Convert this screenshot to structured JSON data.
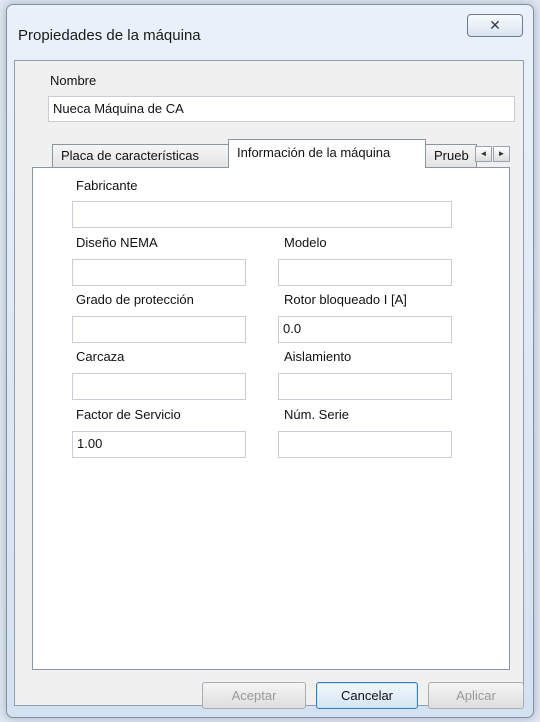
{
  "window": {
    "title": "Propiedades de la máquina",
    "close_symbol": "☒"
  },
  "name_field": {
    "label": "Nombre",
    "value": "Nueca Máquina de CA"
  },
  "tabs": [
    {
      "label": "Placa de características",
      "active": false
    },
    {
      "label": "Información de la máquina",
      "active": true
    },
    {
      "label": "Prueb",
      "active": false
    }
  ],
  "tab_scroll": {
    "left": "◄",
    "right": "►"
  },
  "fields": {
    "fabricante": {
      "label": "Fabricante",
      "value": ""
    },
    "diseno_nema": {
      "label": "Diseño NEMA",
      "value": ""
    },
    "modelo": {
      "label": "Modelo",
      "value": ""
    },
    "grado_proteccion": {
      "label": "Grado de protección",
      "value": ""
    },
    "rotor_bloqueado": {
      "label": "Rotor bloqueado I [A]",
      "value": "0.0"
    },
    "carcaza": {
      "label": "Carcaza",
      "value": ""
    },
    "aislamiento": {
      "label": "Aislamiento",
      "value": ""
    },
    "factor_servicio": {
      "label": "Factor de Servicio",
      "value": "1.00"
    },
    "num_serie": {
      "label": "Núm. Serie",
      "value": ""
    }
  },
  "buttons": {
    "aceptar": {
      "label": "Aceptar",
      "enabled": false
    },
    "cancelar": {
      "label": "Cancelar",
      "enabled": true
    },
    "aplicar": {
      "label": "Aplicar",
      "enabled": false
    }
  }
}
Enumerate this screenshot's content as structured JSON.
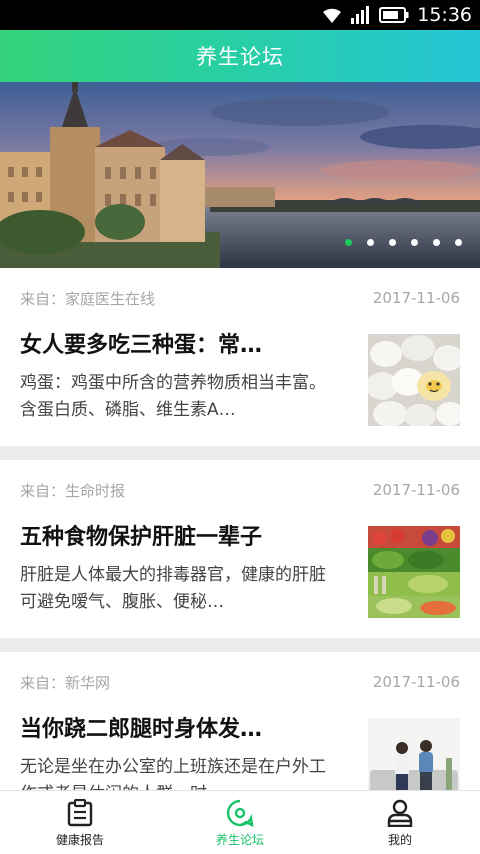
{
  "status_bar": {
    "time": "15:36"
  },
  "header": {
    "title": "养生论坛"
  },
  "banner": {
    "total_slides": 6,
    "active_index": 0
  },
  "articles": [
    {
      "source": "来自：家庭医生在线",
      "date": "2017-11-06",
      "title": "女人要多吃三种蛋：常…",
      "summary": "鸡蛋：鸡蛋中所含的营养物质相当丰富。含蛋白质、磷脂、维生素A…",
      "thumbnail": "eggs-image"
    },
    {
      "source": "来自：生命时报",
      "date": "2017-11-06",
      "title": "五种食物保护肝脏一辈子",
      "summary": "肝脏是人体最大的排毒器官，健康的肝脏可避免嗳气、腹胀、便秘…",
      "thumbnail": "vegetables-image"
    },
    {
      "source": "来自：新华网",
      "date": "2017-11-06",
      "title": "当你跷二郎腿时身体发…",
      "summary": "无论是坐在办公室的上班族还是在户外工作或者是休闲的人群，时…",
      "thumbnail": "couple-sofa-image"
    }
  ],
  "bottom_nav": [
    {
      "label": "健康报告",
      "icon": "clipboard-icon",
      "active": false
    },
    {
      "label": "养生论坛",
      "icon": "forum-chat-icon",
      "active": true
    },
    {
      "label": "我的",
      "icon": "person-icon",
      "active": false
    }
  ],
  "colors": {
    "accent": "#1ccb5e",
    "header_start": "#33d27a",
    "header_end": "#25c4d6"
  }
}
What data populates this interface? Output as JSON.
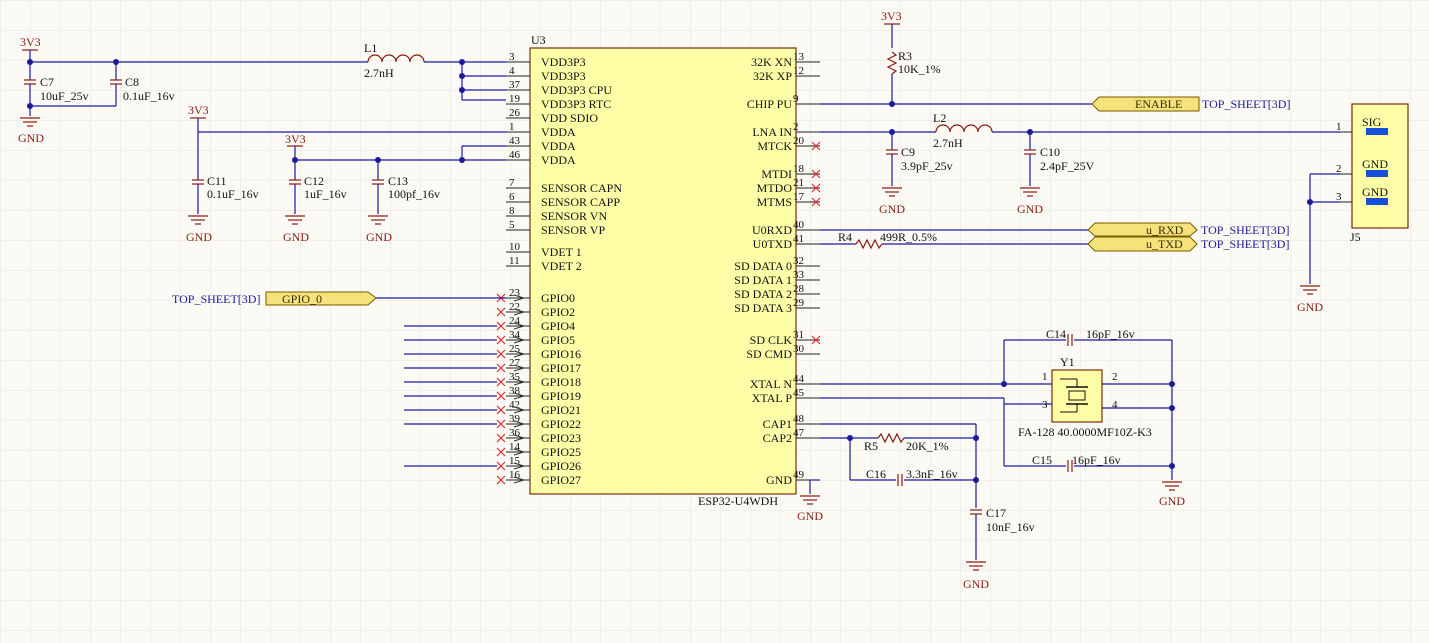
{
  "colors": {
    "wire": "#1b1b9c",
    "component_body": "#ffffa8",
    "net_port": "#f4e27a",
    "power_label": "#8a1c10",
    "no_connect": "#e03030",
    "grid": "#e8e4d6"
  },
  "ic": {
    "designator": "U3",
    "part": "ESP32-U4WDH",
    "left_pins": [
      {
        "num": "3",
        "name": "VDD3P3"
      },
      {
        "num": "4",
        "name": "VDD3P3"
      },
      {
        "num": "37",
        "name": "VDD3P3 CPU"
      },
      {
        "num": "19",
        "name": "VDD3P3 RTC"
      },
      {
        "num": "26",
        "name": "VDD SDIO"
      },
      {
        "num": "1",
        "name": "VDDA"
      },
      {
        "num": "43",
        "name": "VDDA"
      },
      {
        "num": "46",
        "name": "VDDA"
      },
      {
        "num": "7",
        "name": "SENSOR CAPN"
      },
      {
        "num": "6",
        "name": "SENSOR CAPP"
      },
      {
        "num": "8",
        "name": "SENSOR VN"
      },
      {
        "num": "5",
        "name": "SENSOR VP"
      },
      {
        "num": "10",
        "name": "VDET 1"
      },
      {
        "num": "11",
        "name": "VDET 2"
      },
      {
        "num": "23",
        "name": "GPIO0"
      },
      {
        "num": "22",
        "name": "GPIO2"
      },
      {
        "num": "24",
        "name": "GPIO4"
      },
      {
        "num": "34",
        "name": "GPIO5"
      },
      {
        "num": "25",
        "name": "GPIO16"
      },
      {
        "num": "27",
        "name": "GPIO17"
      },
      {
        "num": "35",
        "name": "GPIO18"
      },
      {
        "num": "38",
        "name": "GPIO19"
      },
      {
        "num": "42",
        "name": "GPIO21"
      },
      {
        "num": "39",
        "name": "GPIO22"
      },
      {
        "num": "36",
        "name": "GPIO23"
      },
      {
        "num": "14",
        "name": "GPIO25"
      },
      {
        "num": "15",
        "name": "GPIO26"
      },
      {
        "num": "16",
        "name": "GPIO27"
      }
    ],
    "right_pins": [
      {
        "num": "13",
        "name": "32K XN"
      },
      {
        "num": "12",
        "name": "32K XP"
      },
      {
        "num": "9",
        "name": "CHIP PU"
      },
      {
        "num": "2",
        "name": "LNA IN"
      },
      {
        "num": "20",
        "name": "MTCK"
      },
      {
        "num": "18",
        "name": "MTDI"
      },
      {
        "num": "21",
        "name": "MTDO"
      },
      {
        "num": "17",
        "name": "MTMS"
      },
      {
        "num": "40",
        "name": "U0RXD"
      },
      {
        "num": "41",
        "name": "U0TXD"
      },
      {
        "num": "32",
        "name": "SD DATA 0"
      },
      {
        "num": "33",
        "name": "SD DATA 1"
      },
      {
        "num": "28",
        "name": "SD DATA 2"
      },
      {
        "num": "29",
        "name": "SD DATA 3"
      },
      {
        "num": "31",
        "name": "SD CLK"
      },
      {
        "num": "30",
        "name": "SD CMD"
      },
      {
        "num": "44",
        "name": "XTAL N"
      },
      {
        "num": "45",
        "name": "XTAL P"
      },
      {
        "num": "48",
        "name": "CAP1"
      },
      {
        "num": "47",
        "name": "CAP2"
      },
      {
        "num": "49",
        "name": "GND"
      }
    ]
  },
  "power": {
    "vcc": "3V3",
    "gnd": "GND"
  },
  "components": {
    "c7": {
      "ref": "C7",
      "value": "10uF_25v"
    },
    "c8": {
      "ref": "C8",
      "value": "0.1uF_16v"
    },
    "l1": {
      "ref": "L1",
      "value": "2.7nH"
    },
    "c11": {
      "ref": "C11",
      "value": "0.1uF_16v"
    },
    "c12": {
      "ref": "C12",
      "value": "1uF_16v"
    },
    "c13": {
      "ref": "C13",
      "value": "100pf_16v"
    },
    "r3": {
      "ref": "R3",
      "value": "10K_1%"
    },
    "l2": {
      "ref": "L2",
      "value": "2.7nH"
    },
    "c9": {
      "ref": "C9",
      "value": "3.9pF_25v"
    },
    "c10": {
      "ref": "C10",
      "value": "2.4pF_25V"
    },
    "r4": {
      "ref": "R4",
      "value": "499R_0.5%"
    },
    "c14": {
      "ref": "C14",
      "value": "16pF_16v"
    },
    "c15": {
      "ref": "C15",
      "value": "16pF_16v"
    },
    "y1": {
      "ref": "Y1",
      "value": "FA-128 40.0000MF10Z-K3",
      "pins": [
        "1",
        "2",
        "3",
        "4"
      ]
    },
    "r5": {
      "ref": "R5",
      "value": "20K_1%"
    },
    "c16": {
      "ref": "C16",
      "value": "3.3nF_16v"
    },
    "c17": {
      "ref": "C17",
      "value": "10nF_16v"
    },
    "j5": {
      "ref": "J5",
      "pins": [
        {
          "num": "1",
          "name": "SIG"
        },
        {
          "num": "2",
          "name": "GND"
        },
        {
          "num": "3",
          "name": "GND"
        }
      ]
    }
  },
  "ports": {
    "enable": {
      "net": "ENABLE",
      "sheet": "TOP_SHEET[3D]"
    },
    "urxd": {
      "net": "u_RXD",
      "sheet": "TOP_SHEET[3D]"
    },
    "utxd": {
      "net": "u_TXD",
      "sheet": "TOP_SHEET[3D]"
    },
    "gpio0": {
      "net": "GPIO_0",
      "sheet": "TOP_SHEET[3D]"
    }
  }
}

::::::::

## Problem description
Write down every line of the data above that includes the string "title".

## Result of the exercise
    "title": "Propiedades de la máquina",
    "title": "养生论坛"
      "title": "女人要多吃三种蛋：常…",
      "title": "五种食物保护肝脏一辈子",
      "title": "当你跷二郎腿时身体发…",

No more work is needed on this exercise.